_RECORDS TO PROCESS_
━━━━━━━━━━━━━━━━━━━━

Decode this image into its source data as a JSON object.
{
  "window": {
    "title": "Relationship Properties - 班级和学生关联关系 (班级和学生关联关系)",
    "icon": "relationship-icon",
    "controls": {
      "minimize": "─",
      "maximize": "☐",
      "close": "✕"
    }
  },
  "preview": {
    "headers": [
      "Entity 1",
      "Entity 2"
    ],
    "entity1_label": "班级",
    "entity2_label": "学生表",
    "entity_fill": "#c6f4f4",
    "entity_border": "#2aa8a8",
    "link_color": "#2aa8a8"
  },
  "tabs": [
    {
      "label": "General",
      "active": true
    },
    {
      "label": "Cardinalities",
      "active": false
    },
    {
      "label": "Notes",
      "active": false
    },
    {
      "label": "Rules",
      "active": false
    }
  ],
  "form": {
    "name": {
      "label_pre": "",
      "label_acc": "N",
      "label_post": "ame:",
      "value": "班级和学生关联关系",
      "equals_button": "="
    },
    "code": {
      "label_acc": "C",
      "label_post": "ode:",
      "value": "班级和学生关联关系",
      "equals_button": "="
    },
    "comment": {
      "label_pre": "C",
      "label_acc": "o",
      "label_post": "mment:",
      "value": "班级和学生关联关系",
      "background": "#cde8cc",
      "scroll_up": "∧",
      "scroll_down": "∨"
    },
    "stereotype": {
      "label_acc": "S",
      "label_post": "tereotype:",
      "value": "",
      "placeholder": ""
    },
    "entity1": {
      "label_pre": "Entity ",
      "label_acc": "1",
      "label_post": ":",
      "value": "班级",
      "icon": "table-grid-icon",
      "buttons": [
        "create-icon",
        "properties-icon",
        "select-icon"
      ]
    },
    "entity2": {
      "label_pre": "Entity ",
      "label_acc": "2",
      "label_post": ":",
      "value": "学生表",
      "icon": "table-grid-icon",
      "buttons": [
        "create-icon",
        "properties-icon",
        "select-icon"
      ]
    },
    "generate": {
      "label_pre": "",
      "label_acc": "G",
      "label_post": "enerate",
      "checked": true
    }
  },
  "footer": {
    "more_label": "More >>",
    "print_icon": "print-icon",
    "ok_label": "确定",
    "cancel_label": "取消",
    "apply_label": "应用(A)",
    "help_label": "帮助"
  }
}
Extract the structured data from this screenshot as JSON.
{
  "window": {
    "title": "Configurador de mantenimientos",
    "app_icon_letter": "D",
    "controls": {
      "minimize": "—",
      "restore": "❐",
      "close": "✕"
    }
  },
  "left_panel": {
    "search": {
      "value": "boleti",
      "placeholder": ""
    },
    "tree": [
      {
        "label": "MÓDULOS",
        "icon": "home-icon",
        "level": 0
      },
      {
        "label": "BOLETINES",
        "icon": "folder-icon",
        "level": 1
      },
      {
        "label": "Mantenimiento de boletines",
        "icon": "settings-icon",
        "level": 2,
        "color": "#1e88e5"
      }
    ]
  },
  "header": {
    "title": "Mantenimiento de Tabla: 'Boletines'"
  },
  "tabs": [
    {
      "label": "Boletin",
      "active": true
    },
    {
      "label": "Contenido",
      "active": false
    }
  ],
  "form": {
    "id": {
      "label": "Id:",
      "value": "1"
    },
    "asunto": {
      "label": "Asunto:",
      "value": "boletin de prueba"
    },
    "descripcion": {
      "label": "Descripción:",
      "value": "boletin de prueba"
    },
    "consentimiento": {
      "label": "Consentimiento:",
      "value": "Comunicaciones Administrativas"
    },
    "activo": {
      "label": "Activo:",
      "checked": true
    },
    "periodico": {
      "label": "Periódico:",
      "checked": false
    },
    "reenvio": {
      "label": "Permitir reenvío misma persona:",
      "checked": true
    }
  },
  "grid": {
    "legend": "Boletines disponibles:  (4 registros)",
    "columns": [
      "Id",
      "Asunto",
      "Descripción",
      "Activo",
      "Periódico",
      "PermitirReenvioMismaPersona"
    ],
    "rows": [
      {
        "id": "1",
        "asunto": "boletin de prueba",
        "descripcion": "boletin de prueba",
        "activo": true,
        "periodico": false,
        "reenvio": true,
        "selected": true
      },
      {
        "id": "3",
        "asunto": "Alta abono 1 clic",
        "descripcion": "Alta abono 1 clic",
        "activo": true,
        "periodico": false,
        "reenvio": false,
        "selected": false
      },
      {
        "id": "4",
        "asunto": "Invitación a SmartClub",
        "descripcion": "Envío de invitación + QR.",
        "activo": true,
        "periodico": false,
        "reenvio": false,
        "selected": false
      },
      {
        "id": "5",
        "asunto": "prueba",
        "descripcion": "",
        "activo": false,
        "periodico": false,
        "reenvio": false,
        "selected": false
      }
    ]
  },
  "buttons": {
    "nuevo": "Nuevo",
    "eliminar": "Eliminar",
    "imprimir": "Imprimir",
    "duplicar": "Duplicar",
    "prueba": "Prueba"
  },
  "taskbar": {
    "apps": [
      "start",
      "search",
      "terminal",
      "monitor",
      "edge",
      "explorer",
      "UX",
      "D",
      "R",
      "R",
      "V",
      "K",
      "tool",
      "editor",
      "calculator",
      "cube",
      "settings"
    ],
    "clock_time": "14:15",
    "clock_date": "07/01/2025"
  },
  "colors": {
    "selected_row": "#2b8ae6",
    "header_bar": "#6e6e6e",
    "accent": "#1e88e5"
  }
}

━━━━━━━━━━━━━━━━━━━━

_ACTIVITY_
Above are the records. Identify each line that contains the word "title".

_ANSWER TO THE EXERCISE_
    "title": "Relationship Properties - 班级和学生关联关系 (班级和学生关联关系)",
    "title": "Configurador de mantenimientos",
    "title": "Mantenimiento de Tabla: 'Boletines'"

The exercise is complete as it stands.